Iowa volleyball senior Brie Orr was supposed to spend her summer on a competition trip to Peru and Brazil, which was canceled due to COVID-19. Instead, she stayed in Iowa City to work at a local golf course, only to learn she had been in close contact with someone who tested positive for COVID-19. She quarantined for two weeks.
For Orr, it was just the start of the bad news. In August, just weeks before the start of the volleyball season, the Big Ten announced it was postponing all fall athletics competitions due to health and safety concerns amid the pandemic. Iowa also discontinued four sports programs due to the budget shortfall.
"With everything going on, I just want my team to be safe," says Orr, who's from Eagan, Minnesota. "I know that this might be my last year, but our health is our top priority."
While fall student-athletes held out hope that their seasons could be played later and continued to practice as the semester began, the reality is that their year is at the mercy of COVID-19. Student-athletes using on-campus facilities are required to have their temperatures taken daily and fill out short health questionnaires. They also maintain consistent social groups—immediate family, teammates, and close friends—and if they leave that social group, they are required to self-quarantine for seven days and retest.
Highly ranked Iowa wrestler Michael Kemerer (19BBA) is among the many student-athletes following these precautions with hopes of competing this winter. Kemerer, who trained this summer in Iowa City, received an additional year of eligibility from the NCAA when his previous season was cut short after winning the Big Ten Championship. "It's unfortunate that we could not finish last year, but my teammates and I have been excited to pick up where we left off," says Kemerer, a three-time All-American. "We are focused on being even better than last season, training at a high level, and continuing to improve."
Like Kemerer, Iowa men's golfer Alex Schaake (20BS) is one of more than 35 Hawkeye student-athletes taking advantage of the extra year of NCAA eligibility. Schaake's golf season was called off after three spring tournaments, but unlike other sports, he was able to compete throughout the summer. He qualified to play alongside his brother, former Iowa golfer Carson Schaake (17BA), in a July tournament on the Korn Ferry Tour—the PGA Tour's developmental league—and finished tied for 58th. "I've been working really hard toward the goal of being one of the best seniors in the nation," says Alex Schaake, the reigning Big Ten Men's Golfer of the Year. "As a team, we'd love to win a few events and get to regionals and nationals. I never thought I would have this opportunity again—to have a mulligan on last season—so I want to make the most of it."

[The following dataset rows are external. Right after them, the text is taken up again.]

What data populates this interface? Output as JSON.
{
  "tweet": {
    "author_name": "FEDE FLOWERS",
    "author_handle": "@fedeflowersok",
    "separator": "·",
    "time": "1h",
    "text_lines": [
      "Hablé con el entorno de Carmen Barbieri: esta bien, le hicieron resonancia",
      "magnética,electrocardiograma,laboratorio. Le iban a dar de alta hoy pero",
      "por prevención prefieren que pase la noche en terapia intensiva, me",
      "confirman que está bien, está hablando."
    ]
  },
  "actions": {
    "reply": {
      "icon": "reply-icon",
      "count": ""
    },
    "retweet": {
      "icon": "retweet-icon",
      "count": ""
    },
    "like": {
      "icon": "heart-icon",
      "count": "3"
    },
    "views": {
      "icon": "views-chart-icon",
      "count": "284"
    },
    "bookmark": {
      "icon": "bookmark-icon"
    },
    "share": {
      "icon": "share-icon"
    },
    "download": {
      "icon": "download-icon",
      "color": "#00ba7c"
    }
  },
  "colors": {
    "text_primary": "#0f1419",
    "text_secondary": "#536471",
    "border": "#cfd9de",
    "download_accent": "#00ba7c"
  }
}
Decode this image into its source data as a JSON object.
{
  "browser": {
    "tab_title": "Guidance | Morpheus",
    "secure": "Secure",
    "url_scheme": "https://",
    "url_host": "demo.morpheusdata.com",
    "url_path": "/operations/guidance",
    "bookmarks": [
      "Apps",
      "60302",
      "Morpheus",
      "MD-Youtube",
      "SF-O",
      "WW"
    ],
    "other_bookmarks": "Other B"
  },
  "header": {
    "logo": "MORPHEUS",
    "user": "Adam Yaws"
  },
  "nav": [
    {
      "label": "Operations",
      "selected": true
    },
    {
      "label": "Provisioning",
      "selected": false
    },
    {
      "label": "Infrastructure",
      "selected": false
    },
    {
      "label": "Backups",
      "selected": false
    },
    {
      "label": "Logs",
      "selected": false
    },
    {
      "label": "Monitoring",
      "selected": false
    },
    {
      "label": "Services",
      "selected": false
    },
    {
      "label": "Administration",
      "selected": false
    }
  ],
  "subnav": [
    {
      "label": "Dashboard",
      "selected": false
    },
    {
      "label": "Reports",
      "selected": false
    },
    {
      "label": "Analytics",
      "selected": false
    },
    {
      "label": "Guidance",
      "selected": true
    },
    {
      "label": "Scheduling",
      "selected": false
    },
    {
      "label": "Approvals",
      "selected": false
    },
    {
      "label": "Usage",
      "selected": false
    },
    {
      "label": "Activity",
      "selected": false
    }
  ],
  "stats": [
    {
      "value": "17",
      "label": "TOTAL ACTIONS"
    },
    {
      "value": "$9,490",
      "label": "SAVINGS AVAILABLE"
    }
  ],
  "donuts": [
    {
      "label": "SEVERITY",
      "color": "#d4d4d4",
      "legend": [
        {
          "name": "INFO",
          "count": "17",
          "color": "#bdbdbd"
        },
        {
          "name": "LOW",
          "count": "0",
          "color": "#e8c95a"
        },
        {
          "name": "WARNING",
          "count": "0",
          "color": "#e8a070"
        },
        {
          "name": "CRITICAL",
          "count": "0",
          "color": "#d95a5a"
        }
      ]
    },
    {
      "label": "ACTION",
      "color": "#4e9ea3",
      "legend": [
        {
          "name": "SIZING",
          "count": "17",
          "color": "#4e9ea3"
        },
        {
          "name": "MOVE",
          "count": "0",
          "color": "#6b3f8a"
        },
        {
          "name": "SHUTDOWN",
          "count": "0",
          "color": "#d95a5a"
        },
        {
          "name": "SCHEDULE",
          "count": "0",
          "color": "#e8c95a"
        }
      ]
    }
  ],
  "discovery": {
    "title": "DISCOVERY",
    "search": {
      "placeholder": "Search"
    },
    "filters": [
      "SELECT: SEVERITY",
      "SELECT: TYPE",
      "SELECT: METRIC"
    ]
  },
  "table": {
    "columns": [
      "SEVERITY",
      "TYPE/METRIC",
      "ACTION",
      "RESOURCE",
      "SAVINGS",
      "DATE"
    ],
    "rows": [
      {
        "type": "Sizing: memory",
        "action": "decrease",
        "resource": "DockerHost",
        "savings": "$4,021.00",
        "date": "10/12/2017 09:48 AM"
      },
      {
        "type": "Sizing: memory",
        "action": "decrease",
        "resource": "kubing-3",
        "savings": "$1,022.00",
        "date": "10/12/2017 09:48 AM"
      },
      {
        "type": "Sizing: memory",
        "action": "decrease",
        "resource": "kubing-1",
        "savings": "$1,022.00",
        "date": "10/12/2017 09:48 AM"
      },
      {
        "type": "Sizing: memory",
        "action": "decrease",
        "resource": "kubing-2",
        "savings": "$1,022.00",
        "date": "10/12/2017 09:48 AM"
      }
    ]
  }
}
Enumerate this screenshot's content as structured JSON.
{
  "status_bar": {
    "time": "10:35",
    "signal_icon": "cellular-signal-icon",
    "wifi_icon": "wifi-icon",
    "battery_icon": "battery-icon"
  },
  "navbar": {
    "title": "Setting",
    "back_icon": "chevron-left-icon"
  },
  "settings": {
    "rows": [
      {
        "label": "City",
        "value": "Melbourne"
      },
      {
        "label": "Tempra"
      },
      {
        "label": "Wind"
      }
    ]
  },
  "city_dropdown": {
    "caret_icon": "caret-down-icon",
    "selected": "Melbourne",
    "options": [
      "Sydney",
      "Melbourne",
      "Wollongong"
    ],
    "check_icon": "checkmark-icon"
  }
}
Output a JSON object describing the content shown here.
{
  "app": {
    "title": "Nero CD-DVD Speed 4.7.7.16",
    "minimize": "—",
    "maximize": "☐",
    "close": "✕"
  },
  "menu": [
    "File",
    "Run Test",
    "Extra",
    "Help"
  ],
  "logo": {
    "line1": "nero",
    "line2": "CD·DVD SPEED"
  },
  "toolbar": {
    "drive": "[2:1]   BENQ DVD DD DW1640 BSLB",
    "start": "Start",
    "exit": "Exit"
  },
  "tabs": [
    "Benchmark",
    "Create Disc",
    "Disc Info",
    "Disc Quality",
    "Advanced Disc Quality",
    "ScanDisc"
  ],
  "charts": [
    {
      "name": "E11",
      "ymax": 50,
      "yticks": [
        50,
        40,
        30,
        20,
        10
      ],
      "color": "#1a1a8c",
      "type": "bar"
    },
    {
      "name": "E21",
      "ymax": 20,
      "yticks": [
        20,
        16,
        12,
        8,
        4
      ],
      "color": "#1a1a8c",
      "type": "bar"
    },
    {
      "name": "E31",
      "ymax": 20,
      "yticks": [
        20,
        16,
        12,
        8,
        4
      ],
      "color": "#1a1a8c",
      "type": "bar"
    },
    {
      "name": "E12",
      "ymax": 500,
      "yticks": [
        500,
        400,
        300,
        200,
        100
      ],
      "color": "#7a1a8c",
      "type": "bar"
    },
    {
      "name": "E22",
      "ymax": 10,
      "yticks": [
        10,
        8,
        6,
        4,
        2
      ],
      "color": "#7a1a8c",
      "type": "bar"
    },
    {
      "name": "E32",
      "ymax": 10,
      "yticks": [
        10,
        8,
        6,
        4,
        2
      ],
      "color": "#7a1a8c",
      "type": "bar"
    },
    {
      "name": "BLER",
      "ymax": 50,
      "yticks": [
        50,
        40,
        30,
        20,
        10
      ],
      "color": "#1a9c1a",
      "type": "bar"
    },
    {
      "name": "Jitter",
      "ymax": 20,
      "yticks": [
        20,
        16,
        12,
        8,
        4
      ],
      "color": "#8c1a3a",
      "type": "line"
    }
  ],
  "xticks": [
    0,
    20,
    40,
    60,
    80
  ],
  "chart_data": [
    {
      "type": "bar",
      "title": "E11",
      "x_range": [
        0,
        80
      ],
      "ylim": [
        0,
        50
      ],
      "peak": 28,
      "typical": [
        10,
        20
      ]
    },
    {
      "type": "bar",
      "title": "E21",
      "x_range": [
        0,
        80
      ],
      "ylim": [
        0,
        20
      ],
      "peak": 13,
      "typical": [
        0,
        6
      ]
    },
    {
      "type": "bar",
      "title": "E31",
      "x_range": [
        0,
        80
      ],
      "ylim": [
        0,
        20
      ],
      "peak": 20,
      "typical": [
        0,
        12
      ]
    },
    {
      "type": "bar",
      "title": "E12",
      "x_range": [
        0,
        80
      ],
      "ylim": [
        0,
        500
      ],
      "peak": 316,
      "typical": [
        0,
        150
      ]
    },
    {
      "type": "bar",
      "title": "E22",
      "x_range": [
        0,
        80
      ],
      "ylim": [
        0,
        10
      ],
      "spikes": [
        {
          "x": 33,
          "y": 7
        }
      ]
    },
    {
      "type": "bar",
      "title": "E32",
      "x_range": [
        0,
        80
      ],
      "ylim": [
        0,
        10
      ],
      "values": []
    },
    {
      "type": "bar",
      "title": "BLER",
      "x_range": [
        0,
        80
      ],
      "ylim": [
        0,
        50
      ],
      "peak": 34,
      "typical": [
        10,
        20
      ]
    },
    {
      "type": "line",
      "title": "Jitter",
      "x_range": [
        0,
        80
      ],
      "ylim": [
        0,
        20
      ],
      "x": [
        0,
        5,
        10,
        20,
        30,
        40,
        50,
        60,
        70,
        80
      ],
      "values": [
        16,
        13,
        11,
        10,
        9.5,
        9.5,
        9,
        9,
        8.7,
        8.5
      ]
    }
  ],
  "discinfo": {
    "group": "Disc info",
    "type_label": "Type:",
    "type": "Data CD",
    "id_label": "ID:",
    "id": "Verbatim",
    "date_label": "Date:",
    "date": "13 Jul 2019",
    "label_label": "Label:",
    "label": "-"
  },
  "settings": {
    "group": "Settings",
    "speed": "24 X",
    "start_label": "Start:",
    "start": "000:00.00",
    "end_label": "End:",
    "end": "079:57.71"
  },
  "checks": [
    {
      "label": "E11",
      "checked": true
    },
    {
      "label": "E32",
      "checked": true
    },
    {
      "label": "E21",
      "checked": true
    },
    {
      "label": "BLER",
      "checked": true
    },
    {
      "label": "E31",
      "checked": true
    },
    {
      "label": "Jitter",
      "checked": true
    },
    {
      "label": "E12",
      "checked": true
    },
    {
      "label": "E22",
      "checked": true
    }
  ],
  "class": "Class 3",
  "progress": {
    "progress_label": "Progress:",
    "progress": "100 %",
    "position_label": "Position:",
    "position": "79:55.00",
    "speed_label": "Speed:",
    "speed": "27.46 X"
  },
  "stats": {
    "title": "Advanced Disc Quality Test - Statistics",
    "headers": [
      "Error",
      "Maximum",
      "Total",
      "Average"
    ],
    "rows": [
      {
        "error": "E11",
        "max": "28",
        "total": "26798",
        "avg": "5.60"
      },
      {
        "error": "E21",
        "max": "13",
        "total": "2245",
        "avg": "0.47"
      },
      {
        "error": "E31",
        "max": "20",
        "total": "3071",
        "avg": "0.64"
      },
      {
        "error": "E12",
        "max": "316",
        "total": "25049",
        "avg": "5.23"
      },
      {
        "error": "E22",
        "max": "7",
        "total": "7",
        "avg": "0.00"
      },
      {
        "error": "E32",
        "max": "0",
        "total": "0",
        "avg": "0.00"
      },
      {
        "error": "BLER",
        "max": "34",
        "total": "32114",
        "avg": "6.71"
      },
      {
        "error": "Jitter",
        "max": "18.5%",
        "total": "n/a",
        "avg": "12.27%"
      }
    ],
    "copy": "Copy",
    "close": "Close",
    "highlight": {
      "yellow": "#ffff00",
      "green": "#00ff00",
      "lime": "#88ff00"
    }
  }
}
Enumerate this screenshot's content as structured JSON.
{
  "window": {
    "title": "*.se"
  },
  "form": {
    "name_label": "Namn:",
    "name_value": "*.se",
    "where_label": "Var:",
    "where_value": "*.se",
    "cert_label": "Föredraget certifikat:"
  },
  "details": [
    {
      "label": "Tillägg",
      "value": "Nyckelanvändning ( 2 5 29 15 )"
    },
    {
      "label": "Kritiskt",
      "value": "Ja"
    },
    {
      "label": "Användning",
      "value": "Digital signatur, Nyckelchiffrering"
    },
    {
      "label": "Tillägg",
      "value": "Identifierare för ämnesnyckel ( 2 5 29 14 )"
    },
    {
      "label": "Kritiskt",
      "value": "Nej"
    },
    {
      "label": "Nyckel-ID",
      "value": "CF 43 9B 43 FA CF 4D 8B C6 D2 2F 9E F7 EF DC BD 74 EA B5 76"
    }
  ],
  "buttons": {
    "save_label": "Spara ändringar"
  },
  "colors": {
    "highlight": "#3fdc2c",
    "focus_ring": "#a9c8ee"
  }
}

In the wake of the fall postponements, Henry B. and Patricia B. Tippie Director of Athletics Chair Gary Barta said the care and support of student-athletes was his top priority. "They have overcome a number of obstacles associated with this virus and handled the uncertainties with undeniable resolve," says Barta. "We will continue to work together and move forward."